Samsung produces digital picture frames, which are essentially tablets as we know them today, though it lacks an advanced operating system (Android/iOS), multi-touch, or sound.

The device matches the iPad in thickness in some areas (except at the ethernet port region) and the bezel is closer to the iPad's.

Two important things to note are that the back of this design (see side images), doesn't look much like an iPad or Galaxy Tab 10.1.  Second, Samsung's subsequent (2008-era) models abandoned this iconic look.  That said, the face of this commercially sold picture frame is a virtual doppelganger for the eventual iPad and Galaxy Tab 10.1 look.

Samsung has essentially produced the modern tablet as we know it, sans multi-touch and sound.  The only problem?  It doesn't realize the value of what it's created, and it lacks an operating system to let users take full advantage of this breakthrough.


Apple redesigns its tablet and releases it commercially.  The result is substantially different its own patented design from four years prior:

But it does show some striking similarities to Samsung's (unpatented) picture frame design:

Apple has deviated from its patented design to produce a multi-touch tablet that parrots some aspects of the look of Samsung's picture frame-cum-tablet device.  Granted there's substantial differences between the tablet and the "picture frame", but there's equal or greater differences between the iPad and the patented design from 2004.


Samsung takes its picture frame, revamps the back, and inserts a multi-touch display and slightly updated internals, trimming the bezel.  The Galaxy Tab 10.1 is born.

Samsung now realizes the gold mine they've designed and debuts a tablet with superior screen resolution, memory, and wireless modem to Apple's design.  They expect it to be a hit and safe from lawsuits.  After all, their design is derivative from an in-house design 4 years before Apple and doesn't look much like anything Apple has patented.

Sept. 2011:

A German court decides that Samsung's new tablet infringes upon Apple's patented design.  The ruling stands in direct opposition to the neighboring Netherlands court, which took a thorough look at that 2004 European Community Design claim filed in Spanish court and realized that it looked nothing like the iPad, much less the Galaxy Tab 10.1.

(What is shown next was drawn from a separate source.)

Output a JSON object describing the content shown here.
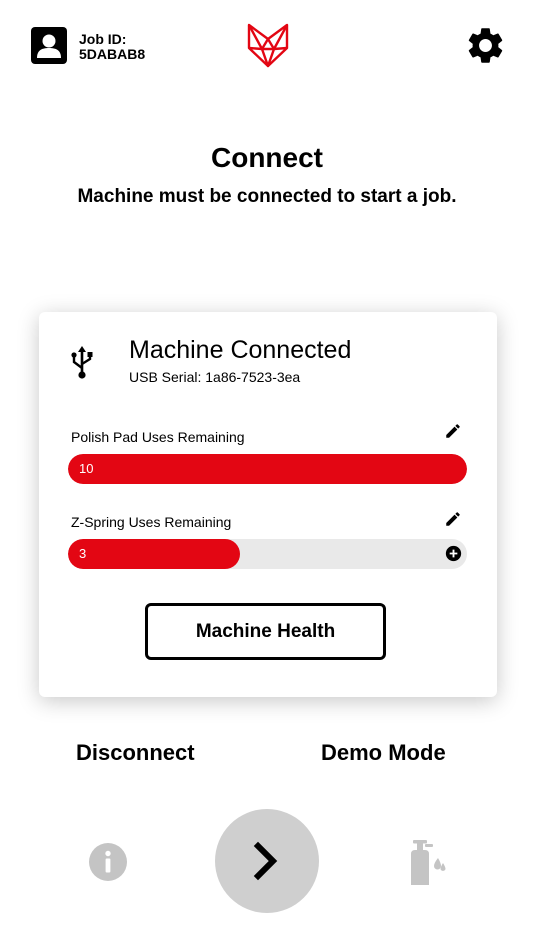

Apple has essentially sued Samsung and won for a design which it never patented.  The court somehow has confused Apple's current design, with the 2004 patent which bears little semblance to either the iPad or the Tab 10.1.

We leave it to our readers to judge for themselves what they think of this timeline.  We have resized the images used therein, but in all cases have maintained the original aspet ratios we found them in.  We encourage you to leave feedback.

Again, a big thanks to Solandri for digging up the 2006 Engadget post on that "picture frame"/tablet.

"Intel is investing heavily (think gazillions of dollars and bazillions of engineering man hours) in resources to create an Intel host controllers spec in order to speed time to market of the USB 3.0 technology." -- Intel blogger Nick Knupffer

Latest Blog Posts
T-Mobile Data Problems
Saimin Nidarson - Oct 20, 2016, 10:17 AM

Copyright 2016 DailyTech LLC. - RSS Feed | Advertise | About Us | Ethics | FAQ | Terms, Conditions & Privacy Information | Kristopher Kubicki